This guide sets out insights and advice distilled from many hours of interviews with partners. It contains practical hints, tips and quotes for those working towards partnership and those new to the role.

In the press

The guide has had content featured in the following publications:

Case studies

Law firm Shakespeare Martineau

Find out how newly merged law firm Shakespeare Martineau are using the guide to support their partners:


Rakesh Shaunak, Managing Partner of MacIntyre Hudson

Rakesh talks to us about commissioning ICAEW to design a leadership programme for their new partners.

Rakesh Shaunak

“The Institute? Really?” 

Until recently, employees at MacIntyre Hudson benefited from excellent training at all stages of their career bar one: when someone was promoted to partner, they were thrown in the deep end and expected to have developed a seamless front crawl before too long.

The transition isn’t a simple one however. Rakesh explains: “The Partner needs to be the ‘provider’ rather than the employee, and it takes much more than just dispensing technical advice. You need to be thinking and behaving like a leader, and be great at things like business development and client engagement”

You no longer have anyone above you directing you, and are suddenly responsible for directing strategy, winning new business and growing the firm. Good training can go a long way to making this transition as fast and successful as possible.

So as Rakesh puts it, “choosing a provider is a big decision.” He himself spent a good deal of time researching professional development suppliers. When his HR director suggested ICAEW, he thought "The Institute? Really? Don't they just deal with regulation and technical matters?" Rakesh runs a successful business and wanted to partner with someone experienced in preparing people for a commercial world, not just a technical one.

“I had no idea ICAEW could help with training like this and I'm really pleased we asked you to work with us,” Rakesh asserts. He goes on: “I have people who are on the ICAEW programme saying to me: ‘Gosh, I didn't realise there was so much to being a partner. I knew what the role was but had no idea how to do it.’ The programme prepares you for that leap and teaches you to be authentic to your own style.”

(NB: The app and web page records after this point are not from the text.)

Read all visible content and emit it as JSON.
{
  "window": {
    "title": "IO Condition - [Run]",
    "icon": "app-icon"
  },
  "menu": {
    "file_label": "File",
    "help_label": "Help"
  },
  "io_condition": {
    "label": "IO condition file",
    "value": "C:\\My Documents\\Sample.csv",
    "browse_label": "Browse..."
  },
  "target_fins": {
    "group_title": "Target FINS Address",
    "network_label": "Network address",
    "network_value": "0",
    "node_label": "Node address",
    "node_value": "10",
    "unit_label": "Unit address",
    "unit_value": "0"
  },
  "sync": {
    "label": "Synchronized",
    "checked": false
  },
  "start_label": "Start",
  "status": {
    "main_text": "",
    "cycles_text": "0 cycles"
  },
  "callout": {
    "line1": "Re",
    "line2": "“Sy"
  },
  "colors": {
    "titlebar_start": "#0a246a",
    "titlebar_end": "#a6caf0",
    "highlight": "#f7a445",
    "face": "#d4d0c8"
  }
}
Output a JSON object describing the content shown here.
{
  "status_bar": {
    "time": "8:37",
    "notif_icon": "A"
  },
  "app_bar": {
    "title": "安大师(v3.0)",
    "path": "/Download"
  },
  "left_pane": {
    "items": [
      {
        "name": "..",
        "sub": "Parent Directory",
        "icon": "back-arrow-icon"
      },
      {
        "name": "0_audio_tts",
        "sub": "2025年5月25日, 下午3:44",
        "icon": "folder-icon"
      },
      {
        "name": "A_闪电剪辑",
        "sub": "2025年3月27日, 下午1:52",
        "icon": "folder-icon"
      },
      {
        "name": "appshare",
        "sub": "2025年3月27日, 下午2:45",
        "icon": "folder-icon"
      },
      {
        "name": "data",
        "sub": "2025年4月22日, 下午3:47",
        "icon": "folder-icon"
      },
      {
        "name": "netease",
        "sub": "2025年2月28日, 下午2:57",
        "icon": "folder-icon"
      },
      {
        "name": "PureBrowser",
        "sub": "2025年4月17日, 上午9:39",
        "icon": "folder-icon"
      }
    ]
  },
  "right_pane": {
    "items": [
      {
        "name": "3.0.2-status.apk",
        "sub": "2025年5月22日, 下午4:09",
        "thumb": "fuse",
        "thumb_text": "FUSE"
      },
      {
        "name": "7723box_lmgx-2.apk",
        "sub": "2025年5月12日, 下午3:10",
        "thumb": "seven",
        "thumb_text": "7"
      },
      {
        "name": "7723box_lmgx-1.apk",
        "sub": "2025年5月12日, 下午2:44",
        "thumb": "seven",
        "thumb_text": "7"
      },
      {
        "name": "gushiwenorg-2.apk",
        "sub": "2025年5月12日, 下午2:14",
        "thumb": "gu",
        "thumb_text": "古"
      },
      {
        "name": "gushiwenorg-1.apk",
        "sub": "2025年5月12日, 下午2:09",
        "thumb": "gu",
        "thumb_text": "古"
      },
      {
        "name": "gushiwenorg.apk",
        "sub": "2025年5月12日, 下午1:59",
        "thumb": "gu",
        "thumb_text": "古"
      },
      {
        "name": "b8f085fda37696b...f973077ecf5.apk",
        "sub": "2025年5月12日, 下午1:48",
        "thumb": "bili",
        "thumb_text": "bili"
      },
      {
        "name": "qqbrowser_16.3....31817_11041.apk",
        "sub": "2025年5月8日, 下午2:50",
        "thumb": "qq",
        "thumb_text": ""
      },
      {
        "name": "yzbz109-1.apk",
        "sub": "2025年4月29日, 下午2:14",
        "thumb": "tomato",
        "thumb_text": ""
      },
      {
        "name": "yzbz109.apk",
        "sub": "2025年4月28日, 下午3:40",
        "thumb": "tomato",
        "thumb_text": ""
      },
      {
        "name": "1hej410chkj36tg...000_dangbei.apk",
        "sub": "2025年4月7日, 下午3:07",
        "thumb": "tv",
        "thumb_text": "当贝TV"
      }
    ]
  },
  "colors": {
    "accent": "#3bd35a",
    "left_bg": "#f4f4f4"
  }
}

ICAEW have run the programme for MacIntyre Hudson for two years now, and have received fantastic feedback from those who have taken part. Rakesh concludes: “The biggest benefit has been the mindset change. Individuals now realise they need to be working on the business rather than in the business. The focus for them is growth, clients and strategy rather than technical work, which is exactly the shift I was looking for.”

Guidebook author

Sue Mitchell FCA

  • ICAEW facilitator on our open and tailored leadership programmes for aspiring Partners www.icaew.com/dlip
  • Coaches senior financial executives in their transition to new roles, and the development of leadership skills
  • Chartered accountant trained at Deloitte
  • Over ten years’ experience as an in-house executive coach within KPMG
  • Accredited with the Association for Coaching and with the Law Society; Qualified MBTI practitioner and EQi (Emotional Intelligence) practitioner